_WHAT TO PRODUCE_
Scan the entries below for the word "flags" and copy every line where it turns up.

_RECORDS FOR THIS TASK_
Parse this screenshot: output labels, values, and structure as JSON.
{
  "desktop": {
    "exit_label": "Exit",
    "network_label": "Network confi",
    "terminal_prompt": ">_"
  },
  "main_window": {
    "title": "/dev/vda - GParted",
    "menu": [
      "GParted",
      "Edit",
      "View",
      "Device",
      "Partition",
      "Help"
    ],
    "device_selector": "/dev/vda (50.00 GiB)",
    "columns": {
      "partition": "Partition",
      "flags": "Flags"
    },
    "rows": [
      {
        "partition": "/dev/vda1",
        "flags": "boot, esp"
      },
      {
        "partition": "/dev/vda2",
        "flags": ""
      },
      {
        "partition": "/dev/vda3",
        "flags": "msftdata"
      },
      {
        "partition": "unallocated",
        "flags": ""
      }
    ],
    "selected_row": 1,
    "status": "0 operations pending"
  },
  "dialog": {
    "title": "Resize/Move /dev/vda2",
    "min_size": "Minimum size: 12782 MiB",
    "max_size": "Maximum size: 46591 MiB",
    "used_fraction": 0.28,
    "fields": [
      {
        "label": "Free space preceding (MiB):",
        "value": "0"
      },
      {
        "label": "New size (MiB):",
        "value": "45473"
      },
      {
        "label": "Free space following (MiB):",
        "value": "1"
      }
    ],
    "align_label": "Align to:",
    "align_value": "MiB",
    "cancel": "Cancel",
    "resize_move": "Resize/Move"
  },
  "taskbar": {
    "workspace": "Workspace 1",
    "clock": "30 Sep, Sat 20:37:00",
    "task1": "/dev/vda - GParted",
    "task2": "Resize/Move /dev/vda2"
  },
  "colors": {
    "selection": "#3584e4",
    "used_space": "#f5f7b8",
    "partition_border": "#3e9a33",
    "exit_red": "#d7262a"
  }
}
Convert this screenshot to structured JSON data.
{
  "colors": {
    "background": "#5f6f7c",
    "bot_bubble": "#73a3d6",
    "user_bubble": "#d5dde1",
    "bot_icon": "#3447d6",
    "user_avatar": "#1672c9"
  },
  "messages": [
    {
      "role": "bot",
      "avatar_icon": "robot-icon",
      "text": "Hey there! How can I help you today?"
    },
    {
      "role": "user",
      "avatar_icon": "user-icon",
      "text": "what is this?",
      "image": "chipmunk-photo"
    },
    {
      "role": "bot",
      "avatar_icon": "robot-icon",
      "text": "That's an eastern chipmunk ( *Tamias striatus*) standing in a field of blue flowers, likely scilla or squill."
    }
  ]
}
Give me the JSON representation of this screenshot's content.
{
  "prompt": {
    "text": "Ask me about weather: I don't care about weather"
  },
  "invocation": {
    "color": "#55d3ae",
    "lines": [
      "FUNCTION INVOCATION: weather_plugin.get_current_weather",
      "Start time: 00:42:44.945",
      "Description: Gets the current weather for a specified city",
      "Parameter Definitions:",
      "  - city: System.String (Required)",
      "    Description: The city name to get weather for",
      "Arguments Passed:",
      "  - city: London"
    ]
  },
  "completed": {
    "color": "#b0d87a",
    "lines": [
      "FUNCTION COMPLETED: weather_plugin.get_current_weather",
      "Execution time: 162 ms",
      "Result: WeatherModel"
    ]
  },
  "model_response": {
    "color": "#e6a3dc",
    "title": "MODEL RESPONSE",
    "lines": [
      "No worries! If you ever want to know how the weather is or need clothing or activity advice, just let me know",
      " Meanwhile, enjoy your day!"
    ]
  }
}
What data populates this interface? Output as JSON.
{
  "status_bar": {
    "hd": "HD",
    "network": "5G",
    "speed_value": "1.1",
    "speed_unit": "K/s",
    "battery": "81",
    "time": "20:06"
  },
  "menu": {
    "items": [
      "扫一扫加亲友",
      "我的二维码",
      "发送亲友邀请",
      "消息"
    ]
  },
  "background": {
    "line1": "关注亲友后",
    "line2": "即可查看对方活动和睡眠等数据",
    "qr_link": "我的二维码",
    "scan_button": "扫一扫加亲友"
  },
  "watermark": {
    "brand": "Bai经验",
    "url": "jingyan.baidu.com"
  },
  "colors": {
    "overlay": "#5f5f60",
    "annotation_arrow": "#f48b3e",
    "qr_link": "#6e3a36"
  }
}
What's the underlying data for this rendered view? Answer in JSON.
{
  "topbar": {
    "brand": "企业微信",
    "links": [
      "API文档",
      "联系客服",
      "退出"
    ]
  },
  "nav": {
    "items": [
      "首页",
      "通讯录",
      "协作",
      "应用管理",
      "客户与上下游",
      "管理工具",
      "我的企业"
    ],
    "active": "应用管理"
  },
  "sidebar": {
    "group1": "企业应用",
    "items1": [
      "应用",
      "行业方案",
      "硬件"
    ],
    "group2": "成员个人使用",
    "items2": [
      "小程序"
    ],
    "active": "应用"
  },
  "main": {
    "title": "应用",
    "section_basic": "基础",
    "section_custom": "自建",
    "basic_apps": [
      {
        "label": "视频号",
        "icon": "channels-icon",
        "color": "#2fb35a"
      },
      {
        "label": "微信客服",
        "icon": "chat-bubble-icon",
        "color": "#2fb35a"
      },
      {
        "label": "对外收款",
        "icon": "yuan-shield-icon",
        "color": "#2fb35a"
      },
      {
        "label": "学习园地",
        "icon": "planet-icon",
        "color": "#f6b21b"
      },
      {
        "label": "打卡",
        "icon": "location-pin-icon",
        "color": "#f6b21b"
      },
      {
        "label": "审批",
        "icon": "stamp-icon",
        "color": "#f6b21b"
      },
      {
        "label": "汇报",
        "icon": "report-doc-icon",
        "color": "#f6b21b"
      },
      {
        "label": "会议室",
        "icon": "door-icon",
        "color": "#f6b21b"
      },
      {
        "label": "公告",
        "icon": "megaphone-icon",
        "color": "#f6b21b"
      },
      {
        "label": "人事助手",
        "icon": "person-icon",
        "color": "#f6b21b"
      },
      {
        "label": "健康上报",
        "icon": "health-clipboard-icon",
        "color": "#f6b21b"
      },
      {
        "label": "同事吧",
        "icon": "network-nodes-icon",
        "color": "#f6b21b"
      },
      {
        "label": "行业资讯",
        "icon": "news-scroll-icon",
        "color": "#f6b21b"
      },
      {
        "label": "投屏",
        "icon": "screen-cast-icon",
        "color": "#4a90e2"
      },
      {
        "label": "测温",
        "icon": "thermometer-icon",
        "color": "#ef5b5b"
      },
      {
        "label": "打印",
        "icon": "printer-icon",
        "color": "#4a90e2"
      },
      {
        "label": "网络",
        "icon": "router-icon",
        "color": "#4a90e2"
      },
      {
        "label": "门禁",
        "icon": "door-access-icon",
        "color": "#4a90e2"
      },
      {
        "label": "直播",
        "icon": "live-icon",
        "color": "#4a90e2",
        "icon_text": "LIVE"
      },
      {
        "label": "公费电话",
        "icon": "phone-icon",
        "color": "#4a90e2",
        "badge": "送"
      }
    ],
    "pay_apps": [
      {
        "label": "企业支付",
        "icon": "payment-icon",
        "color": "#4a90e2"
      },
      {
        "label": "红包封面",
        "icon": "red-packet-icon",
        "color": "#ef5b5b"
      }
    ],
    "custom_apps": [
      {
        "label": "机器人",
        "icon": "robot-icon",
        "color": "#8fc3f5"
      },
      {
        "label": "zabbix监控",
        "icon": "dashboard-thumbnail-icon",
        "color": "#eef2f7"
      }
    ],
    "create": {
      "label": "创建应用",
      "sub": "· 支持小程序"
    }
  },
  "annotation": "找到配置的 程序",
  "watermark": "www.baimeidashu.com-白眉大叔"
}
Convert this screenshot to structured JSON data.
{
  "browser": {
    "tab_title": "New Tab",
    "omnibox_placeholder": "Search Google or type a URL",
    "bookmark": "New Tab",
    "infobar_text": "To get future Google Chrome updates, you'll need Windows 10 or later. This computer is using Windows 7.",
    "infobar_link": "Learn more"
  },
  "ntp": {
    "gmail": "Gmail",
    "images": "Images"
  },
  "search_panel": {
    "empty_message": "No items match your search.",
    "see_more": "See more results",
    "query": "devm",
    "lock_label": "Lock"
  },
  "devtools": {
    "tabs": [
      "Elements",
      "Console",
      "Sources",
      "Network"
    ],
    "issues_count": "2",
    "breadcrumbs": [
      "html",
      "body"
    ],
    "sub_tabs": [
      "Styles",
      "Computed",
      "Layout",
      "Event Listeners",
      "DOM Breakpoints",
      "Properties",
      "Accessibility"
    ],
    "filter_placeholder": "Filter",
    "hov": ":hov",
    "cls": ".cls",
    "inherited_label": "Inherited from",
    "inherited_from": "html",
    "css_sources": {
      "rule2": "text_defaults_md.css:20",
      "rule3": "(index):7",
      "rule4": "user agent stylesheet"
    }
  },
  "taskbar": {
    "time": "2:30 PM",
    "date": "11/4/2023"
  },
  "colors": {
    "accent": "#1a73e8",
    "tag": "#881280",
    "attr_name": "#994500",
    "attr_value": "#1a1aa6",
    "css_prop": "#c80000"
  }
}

_REPLY TO THE TASK_
      "flags": "Flags"
        "flags": "boot, esp"
        "flags": ""
        "flags": "msftdata"
        "flags": ""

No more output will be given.